Background:The new rexinoid bexarotene is a retinoid X receptor antagonist and immune response modifier. Although combinations of oral bexarotene and psoralen plus UVA (PUVA) have been tried in patients with all stages of mycosis fungoides (MF), the dosage of bexarotene used in these combination regimens has been variable.
Objective: To assess the efficacy and safety of low-dose oral bexarotene and PUVA in patients with relapsed or treatment-refractory MF following monotherapy with multiple agents including PUVA, narrow-band UVB, interferon-?, oral bexarotene, and topical corticosteroids.

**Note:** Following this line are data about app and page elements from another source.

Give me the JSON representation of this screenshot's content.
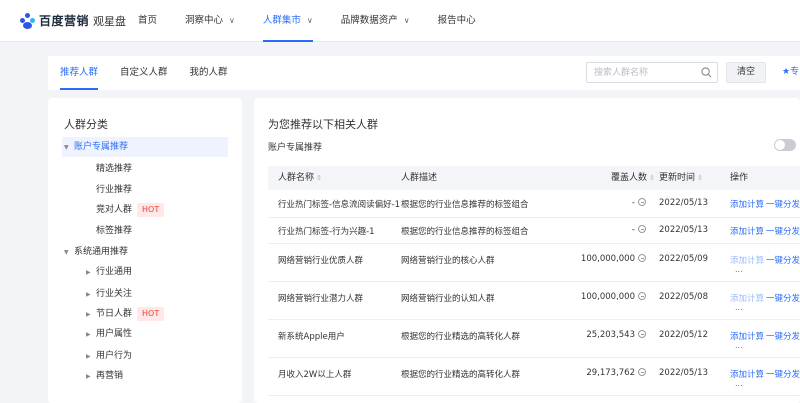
{
  "brand": {
    "name": "百度营销",
    "product": "观星盘"
  },
  "nav": [
    {
      "label": "首页",
      "chevron": false,
      "active": false
    },
    {
      "label": "洞察中心",
      "chevron": true,
      "active": false
    },
    {
      "label": "人群集市",
      "chevron": true,
      "active": true
    },
    {
      "label": "品牌数据资产",
      "chevron": true,
      "active": false
    },
    {
      "label": "报告中心",
      "chevron": false,
      "active": false
    }
  ],
  "subtabs": [
    {
      "label": "推荐人群",
      "active": true
    },
    {
      "label": "自定义人群",
      "active": false
    },
    {
      "label": "我的人群",
      "active": false
    }
  ],
  "search": {
    "placeholder": "搜索人群名称",
    "value": ""
  },
  "clear_label": "清空",
  "star_label": "★专",
  "left": {
    "title": "人群分类",
    "tree": [
      {
        "label": "账户专属推荐",
        "level": 0,
        "arrow": "down",
        "selected": true,
        "hot": false
      },
      {
        "label": "精选推荐",
        "level": 1,
        "arrow": "",
        "selected": false,
        "hot": false
      },
      {
        "label": "行业推荐",
        "level": 1,
        "arrow": "",
        "selected": false,
        "hot": false
      },
      {
        "label": "竞对人群",
        "level": 1,
        "arrow": "",
        "selected": false,
        "hot": true
      },
      {
        "label": "标签推荐",
        "level": 1,
        "arrow": "",
        "selected": false,
        "hot": false
      },
      {
        "label": "系统通用推荐",
        "level": 0,
        "arrow": "down",
        "selected": false,
        "hot": false
      },
      {
        "label": "行业通用",
        "level": 1,
        "arrow": "right",
        "selected": false,
        "hot": false
      },
      {
        "label": "行业关注",
        "level": 1,
        "arrow": "right",
        "selected": false,
        "hot": false
      },
      {
        "label": "节日人群",
        "level": 1,
        "arrow": "right",
        "selected": false,
        "hot": true
      },
      {
        "label": "用户属性",
        "level": 1,
        "arrow": "right",
        "selected": false,
        "hot": false
      },
      {
        "label": "用户行为",
        "level": 1,
        "arrow": "right",
        "selected": false,
        "hot": false
      },
      {
        "label": "再营销",
        "level": 1,
        "arrow": "right",
        "selected": false,
        "hot": false
      }
    ],
    "hot_label": "HOT"
  },
  "right": {
    "title": "为您推荐以下相关人群",
    "subtitle": "账户专属推荐",
    "columns": [
      "人群名称",
      "人群描述",
      "覆盖人数",
      "更新时间",
      "操作"
    ],
    "action_compute": "添加计算",
    "action_share": "一键分发",
    "more": "...",
    "rows": [
      {
        "name": "行业热门标签-信息流阅读偏好-1",
        "desc": "根据您的行业信息推荐的标签组合",
        "count": "-",
        "date": "2022/05/13",
        "compute_dim": false,
        "more": false
      },
      {
        "name": "行业热门标签-行为兴趣-1",
        "desc": "根据您的行业信息推荐的标签组合",
        "count": "-",
        "date": "2022/05/13",
        "compute_dim": false,
        "more": false
      },
      {
        "name": "网络营销行业优质人群",
        "desc": "网络营销行业的核心人群",
        "count": "100,000,000",
        "date": "2022/05/09",
        "compute_dim": true,
        "more": true
      },
      {
        "name": "网络营销行业潜力人群",
        "desc": "网络营销行业的认知人群",
        "count": "100,000,000",
        "date": "2022/05/08",
        "compute_dim": true,
        "more": true
      },
      {
        "name": "新系统Apple用户",
        "desc": "根据您的行业精选的高转化人群",
        "count": "25,203,543",
        "date": "2022/05/12",
        "compute_dim": false,
        "more": true
      },
      {
        "name": "月收入2W以上人群",
        "desc": "根据您的行业精选的高转化人群",
        "count": "29,173,762",
        "date": "2022/05/13",
        "compute_dim": false,
        "more": true
      }
    ]
  }
}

Method: Combination therapy with PUVA three times weekly and low-dose oral bexarotene (150 or 300 mg/day, depending on physicians’ preference) was administered to 14 patients, seven men and seven women (median age 49.5 years, range 30-75 years), with relapsed or refractory MF stages I-III. All responders received maintenance treatment at the same bexarotene dose that induced remission until progression or unacceptable toxicity.

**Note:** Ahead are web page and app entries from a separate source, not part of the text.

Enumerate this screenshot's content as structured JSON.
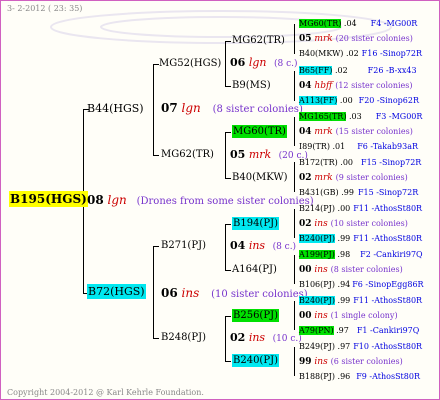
{
  "header": {
    "date": "3-  2-2012 ( 23: 35)"
  },
  "footer": {
    "copyright": "Copyright 2004-2012 @ Karl Kehrle Foundation."
  },
  "root": {
    "id": "B195(HGS)",
    "year": "08",
    "line": "lgn",
    "note": "(Drones from some sister colonies)"
  },
  "gen1": {
    "top": {
      "id": "B44(HGS)",
      "year": "07",
      "line": "lgn",
      "note": "(8 sister colonies)"
    },
    "bottom": {
      "id": "B72(HGS)",
      "year": "06",
      "line": "ins",
      "note": "(10 sister colonies)"
    }
  },
  "gen2": {
    "a": {
      "id": "MG52(HGS)",
      "year": "06",
      "line": "lgn",
      "note": "(8 c.)"
    },
    "b": {
      "id": "MG62(TR)",
      "year": "05",
      "line": "mrk",
      "note": "(20 c.)"
    },
    "c": {
      "id": "B271(PJ)",
      "year": "04",
      "line": "ins",
      "note": "(8 c.)"
    },
    "d": {
      "id": "B248(PJ)",
      "year": "02",
      "line": "ins",
      "note": "(10 c.)"
    }
  },
  "gen3": {
    "a1": "MG62(TR)",
    "a2": "B9(MS)",
    "b1": "MG60(TR)",
    "b2": "B40(MKW)",
    "c1": "B194(PJ)",
    "c2": "A164(PJ)",
    "d1": "B256(PJ)",
    "d2": "B240(PJ)"
  },
  "gen4": [
    {
      "pre": "MG60(TR)",
      "mid": " .04",
      "post": "F4 -MG00R"
    },
    {
      "pre": "05",
      "mid": "mrk",
      "post": "(20 sister colonies)"
    },
    {
      "pre": "B40(MKW)",
      "mid": " .02",
      "post": "F16 -Sinop72R"
    },
    {
      "pre": "B65(FF)",
      "mid": " .02",
      "post": "F26 -B-xx43"
    },
    {
      "pre": "04",
      "mid": "hbff",
      "post": "(12 sister colonies)"
    },
    {
      "pre": "A113(FF)",
      "mid": " .00",
      "post": "F20 -Sinop62R"
    },
    {
      "pre": "MG165(TR)",
      "mid": " .03",
      "post": "F3 -MG00R"
    },
    {
      "pre": "04",
      "mid": "mrk",
      "post": "(15 sister colonies)"
    },
    {
      "pre": "I89(TR)",
      "mid": " .01",
      "post": "F6 -Takab93aR"
    },
    {
      "pre": "B172(TR)",
      "mid": " .00",
      "post": "F15 -Sinop72R"
    },
    {
      "pre": "02",
      "mid": "mrk",
      "post": "(9 sister colonies)"
    },
    {
      "pre": "B431(GB)",
      "mid": " .99",
      "post": "F15 -Sinop72R"
    },
    {
      "pre": "B214(PJ)",
      "mid": " .00",
      "post": "F11 -AthosSt80R"
    },
    {
      "pre": "02",
      "mid": "ins",
      "post": "(10 sister colonies)"
    },
    {
      "pre": "B240(PJ)",
      "mid": " .99",
      "post": "F11 -AthosSt80R"
    },
    {
      "pre": "A199(PJ)",
      "mid": " .98",
      "post": "F2 -Cankiri97Q"
    },
    {
      "pre": "00",
      "mid": "ins",
      "post": "(8 sister colonies)"
    },
    {
      "pre": "B106(PJ)",
      "mid": " .94",
      "post": "F6 -SinopEgg86R"
    },
    {
      "pre": "B240(PJ)",
      "mid": " .99",
      "post": "F11 -AthosSt80R"
    },
    {
      "pre": "00",
      "mid": "ins",
      "post": "(1 single colony)"
    },
    {
      "pre": "A79(PN)",
      "mid": " .97",
      "post": "F1 -Cankiri97Q"
    },
    {
      "pre": "B249(PJ)",
      "mid": " .97",
      "post": "F10 -AthosSt80R"
    },
    {
      "pre": "99",
      "mid": "ins",
      "post": "(6 sister colonies)"
    },
    {
      "pre": "B188(PJ)",
      "mid": " .96",
      "post": "F9 -AthosSt80R"
    }
  ],
  "colors": {
    "green": "#00e000",
    "cyan": "#00e8f0",
    "yellow": "#ffff00",
    "frame": "#d060c0",
    "link": "#0000e0",
    "line": "#cc0000",
    "note": "#7733cc"
  }
}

Results: Low-dose oral bexarotene combined with PUVA was associated with an overall response rate (complete response or partial response) in 67% of the nine patients with refractory MF who completed the treatment course. Of these nine patients, four had a complete response, two had a partial response, one had stable disease, and two had progressive disease. Five patients withdrew because of hyperlipidemia. Oral bexarotene was continued as maintenance therapy in three of the four complete responders (one refused); two of these patients relapsed 2-10 months after PUVA discontinuation. Patients with partial response or stable disease received the combination for 3-5 months and were switched to another treatment regimen because of lack of further response. Therapy was fairly well tolerated.
Conclusion: In a select population of patients who had not responded to at least one monotherapy for early-stage MF, a combination of low-dose oral bexarotene and PUVA was successful in achieving a satisfactory overall response rate in 67% of patients who completed the treatment course and was fairly well tolerated. Limitations of the study include the small number of patients evaluated, its retrospective nature, and the fact that patients were commenced on different bexarotene starting doses (150 or 300 mg/day), depending on physicians’ preference.